Sidekicker uses the lean canvas to test out things until they find what works. “When things don’t work, it is simple to review the pieces of your puzzle and look at different combinations,” clarifies Kate.

Evolving the product

Once the product fit began to take shape, the next challenge for Sidekicker was scale, sales and marketing. With a small segment of the market nailed, it was time to expand.

To do this, Sidekicker had to continue its evolution, but also iron out ‘kinks’ in the hiring process.

One of these kinks included ‘defective jobs’, those which required intervention from the support team at Sidekicker before a workers was placed. 30% of jobs were initially ‘defective’. After 3 weeks of focusing on top issues Kate and the product team got it down to 22%. The end goal for Sidekicker is to only have a 5% rate of defective jobs.

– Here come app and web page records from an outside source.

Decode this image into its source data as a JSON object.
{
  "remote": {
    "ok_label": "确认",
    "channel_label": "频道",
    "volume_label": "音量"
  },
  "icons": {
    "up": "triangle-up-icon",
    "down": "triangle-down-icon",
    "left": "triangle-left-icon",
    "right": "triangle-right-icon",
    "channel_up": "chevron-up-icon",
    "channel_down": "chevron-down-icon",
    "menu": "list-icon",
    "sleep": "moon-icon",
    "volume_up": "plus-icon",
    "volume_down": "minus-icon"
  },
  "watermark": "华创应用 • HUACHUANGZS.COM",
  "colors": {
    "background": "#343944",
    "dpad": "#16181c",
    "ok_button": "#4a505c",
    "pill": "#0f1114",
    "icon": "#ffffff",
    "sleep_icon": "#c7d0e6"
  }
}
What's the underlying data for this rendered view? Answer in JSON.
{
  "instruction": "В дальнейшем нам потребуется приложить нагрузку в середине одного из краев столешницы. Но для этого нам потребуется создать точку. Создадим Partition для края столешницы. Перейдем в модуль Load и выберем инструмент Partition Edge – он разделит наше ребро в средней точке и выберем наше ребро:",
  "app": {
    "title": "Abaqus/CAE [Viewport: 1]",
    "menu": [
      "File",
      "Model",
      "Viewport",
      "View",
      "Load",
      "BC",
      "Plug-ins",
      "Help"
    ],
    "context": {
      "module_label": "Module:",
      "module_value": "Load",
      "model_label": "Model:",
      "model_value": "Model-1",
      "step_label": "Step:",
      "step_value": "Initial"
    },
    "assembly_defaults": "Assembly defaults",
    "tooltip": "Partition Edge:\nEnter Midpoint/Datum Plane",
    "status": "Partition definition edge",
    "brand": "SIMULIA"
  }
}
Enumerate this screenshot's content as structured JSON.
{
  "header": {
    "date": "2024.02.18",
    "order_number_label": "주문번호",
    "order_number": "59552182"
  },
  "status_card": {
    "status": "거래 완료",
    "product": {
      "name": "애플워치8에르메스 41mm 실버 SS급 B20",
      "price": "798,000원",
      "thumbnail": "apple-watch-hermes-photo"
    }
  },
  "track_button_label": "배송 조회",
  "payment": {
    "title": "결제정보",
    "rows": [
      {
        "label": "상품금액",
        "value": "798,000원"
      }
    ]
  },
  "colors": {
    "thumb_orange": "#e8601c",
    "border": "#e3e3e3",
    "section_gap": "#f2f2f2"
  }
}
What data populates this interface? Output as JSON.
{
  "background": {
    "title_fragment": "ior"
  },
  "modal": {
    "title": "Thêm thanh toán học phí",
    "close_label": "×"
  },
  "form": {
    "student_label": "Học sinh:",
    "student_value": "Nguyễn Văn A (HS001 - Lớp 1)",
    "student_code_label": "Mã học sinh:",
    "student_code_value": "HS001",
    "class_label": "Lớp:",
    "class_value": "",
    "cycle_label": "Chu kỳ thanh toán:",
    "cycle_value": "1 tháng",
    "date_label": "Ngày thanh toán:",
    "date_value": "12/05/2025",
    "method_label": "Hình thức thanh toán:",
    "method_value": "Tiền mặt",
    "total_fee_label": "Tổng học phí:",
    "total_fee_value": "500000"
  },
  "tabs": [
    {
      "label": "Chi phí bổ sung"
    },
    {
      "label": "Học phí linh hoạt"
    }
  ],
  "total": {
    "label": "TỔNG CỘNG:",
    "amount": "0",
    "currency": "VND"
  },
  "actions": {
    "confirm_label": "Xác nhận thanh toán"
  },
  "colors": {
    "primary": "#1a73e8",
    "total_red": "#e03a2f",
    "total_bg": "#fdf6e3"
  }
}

Some examples that Kate shared of reducing defective jobs include:

 

Key problem: Workers pulling out at the last minute

Solution: Reminding workers via an SMS that they had a shift coming up and asking them to confirm attendance.

Result: Pullouts reduced by half

Tweak – A second text message to the worker reminding them to reply and confirm their intentions surrounding the job reduced pull-outs to just 1 in 100

 

Key problem: Filling jobs within 4 hours

Solution: The Sidekicker team starts contacting applicants after a job has been live for 3 hours to hustle along responses.

Result: This remains work in progress. Sidekicker has discovered that Sidekicks want a text for a job that is on that day. They want an email if it is next week. All this feedback has been valuable to improving the user experience for all.

 

Key problem: Businesses taking too long to choose applicants

Solution: Sidekicker has a campaign focused at educating the employee-seeking side of the market. It is also providing more engaging user profiles, complete with reviews from past employers to help businesses make decisions more rapidly.

Result – TBC!

 

Key problem: Getting workers onto the platform

Solution: Kate and her team gathered information from current Sidekickers about how they found out about the business. They realised referral from an existing ‘Sidekick’ was an indicator of good candidates. They also realised people in different metropolitan centres had different expectations of what the onboarding process should involve.
Result: Sidekick now uses different onboarding processes in Sydney, Melbourne and Auckland, to better suit the people who want to become Sidekicks.

 

Future challenges

The next round of obstacles that Sidekicker faces is improving the dynamic of their marketplace to create a faster, more efficient experience for employers as well as workers.

For anyone thinking of joining a startup, Kate’s advice is: “Be adaptable! Expect the product market fit journey to be a true experiment that requires you to be open to change.” 

kate claringbold
Leading the Product 2016 Sketch by Rebecca Jackson

About Kate Claringbold

Kate has spent the past six years in product management and product leadership positions, working at SEEK, SEEK Learning and now Sidekicker. Her diverse career has taken her all over the world, including Japan and Barcelona. Kate has launched startups and has also been instrumental in driving product growth and evolution.

Read more:

Driving your product management career – Victoria Butt, Parity Consulting

Creating value for customers – Dan Olsen, Author

Iterating a new product culture – Lucie McLean, BBC

Details are the difference – Ash Donaldson, Tobias & Tobias

Life after launch – Cameron Adams – Canva